Tony Murray gave a lifetime of service to his beloved Blackpool Celtic and still helps out when asked

Blackpool Celtic with a history spanning 60 years are indebted to people like Tony Murray for his Trojan efforts in keeping the team on the road.
Tony Murray gave a lifetime of service to his beloved Blackpool Celtic and still helps out when asked

Distinguished Service Award, Adrian O'Douoghue, Cork AUL presents, Tony Murray, with his award, also included is Jim Cashman, Heineken Ireland.

IN Cork football facilities are improving all the time with clubs, who not so long ago didn’t have two pennies to rub together, now the owners of some of the finest complexes in the province. 

However, not all can aspire to this grandeur and are still dependant on the generosity of community associations, councils, firms, schools and farmers for the few acres to play football. 

Clubs still exist who are a throwback to the fifties - one team outfits surviving only through the efforts of volunteers. 

Blackpool Celtic with a history spanning 60 years are indebted to people like Tony Murray for his Trojan efforts in keeping the team on the road.

Tony, by his own admission, was an ordinary player, one of thousands, who loved a game of football. His earliest memories are of lining out with short-lived neighbourhood team Model Celtic. 

When he began working in Sunbeam, he played with their Shipping League side and later-on began a lengthy association with Blackpool Celtic.

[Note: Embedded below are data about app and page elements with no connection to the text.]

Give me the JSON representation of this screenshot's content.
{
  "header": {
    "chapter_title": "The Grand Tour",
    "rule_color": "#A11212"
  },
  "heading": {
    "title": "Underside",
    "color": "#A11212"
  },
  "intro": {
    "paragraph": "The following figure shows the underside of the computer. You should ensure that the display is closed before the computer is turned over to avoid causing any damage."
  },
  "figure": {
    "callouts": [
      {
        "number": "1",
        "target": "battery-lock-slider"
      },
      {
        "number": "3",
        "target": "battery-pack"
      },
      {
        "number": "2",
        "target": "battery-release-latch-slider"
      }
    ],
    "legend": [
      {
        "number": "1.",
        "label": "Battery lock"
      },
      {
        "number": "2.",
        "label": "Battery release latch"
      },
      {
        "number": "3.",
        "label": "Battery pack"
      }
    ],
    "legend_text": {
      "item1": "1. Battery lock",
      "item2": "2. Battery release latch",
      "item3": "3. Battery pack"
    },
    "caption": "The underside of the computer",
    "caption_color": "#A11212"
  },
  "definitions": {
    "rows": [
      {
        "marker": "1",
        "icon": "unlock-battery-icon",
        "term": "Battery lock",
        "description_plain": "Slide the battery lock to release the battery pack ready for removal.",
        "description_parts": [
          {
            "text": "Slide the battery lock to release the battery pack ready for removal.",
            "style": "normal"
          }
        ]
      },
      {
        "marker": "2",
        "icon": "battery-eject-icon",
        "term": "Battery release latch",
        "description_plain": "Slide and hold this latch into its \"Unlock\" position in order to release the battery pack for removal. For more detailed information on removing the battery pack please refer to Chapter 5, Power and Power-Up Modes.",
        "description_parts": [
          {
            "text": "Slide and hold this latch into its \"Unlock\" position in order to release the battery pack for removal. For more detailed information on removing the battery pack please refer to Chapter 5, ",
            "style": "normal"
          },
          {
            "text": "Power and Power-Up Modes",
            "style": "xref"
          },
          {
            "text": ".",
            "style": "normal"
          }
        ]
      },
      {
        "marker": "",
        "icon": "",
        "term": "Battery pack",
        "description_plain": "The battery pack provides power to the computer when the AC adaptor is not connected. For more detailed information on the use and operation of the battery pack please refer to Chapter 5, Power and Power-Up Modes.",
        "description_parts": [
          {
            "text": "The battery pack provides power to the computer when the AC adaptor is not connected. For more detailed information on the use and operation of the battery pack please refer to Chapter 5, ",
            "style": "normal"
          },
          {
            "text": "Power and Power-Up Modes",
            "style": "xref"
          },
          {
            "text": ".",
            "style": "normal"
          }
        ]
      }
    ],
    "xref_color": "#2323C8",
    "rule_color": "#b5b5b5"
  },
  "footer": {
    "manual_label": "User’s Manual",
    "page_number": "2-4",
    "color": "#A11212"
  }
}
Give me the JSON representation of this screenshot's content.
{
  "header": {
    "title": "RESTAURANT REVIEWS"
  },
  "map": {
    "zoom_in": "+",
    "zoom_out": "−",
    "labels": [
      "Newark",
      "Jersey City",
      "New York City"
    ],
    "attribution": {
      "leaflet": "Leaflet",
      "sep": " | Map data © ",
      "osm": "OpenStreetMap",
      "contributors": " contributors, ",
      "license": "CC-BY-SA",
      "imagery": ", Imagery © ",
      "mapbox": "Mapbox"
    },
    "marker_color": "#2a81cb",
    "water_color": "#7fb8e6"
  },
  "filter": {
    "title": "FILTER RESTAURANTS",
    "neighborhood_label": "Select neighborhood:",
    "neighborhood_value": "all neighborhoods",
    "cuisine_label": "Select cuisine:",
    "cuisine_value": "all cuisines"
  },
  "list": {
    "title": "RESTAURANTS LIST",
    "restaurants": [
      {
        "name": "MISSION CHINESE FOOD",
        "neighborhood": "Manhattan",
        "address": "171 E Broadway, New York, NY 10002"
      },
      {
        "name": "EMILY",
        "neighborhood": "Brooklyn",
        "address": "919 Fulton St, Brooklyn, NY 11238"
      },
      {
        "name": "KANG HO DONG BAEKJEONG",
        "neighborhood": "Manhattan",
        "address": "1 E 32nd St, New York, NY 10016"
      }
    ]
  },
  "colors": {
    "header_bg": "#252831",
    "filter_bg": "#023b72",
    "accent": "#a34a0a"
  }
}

With time to burn he became immersed with Blackpool and played his part by improving facilities for the players. 

 Distinguished Service Award, Adrian O'Donoghue, Cork AUL Tony Murray, with his award, also included are members of Tony's family.
Distinguished Service Award, Adrian O'Donoghue, Cork AUL Tony Murray, with his award, also included are members of Tony's family.

When Blackpool had to vacate that small pitch in Kilbarry they moved to Kilcully where Tony had a huge job in making that ground suitable for football. 

It looked a hopeless task, but Tony the ‘Knight in shining armour’ was up for the task. 

To his credit opposing teams and referees were full of admiration for what he achieved in a short time. 

Modest dressing rooms with showers were constructed and in the winter months Blackpool hospitality was shown at its best when hot soup, courtesy of Tony, provided warmth for all. 

Volunteers like Tony, though having only one team to look after, spend an inordinate amount of time undertaking menial tasks with little in way of support or appreciation for their efforts. Fortunately, Tony’s efforts are greatly appreciated.

Retirement has been put on the long finger as Tony, along with his sons Shaun and Bommer continue to be the heartbeat of the club. 

Bommer has been slowly absorbing his father’s manual match day preparation duties. 

Of course, Tony is never far away and assists with the administration side of the club. 

In recent years they have had their fair share of successes including promotion from Division 3 to the Premiership in successive seasons, a double under Conor Foley and back-to-back cup wins with Shaun as manager. 

So, they had a lot of celebrating to do which was good for their sponsors in the Blackpool Tavern. 

Tony is now approaching 40 years in administration and ground maintenance with Blackpool Celtic and you will still find him, hail, rain or snow, in Pophams Field on Sunday mornings cheering on the Celts. 

Volunteers are beginning to receive deserving acclaim and the AUL are delighted to add Tony’s name to those rewarded for Distinguished Service to Cork football.

More in this section

Sponsored Content

Echo 130Echo 130

Echo WISA

Read all about the monthly winner’s and more.
Click Here

EL_music

Podcast: 1000 Cork songs 
Singer/songwriter Jimmy Crowley talks to John Dolan

Listen Here

Add Echolive.ie to your home screen - easy access to Cork news, views, sport and more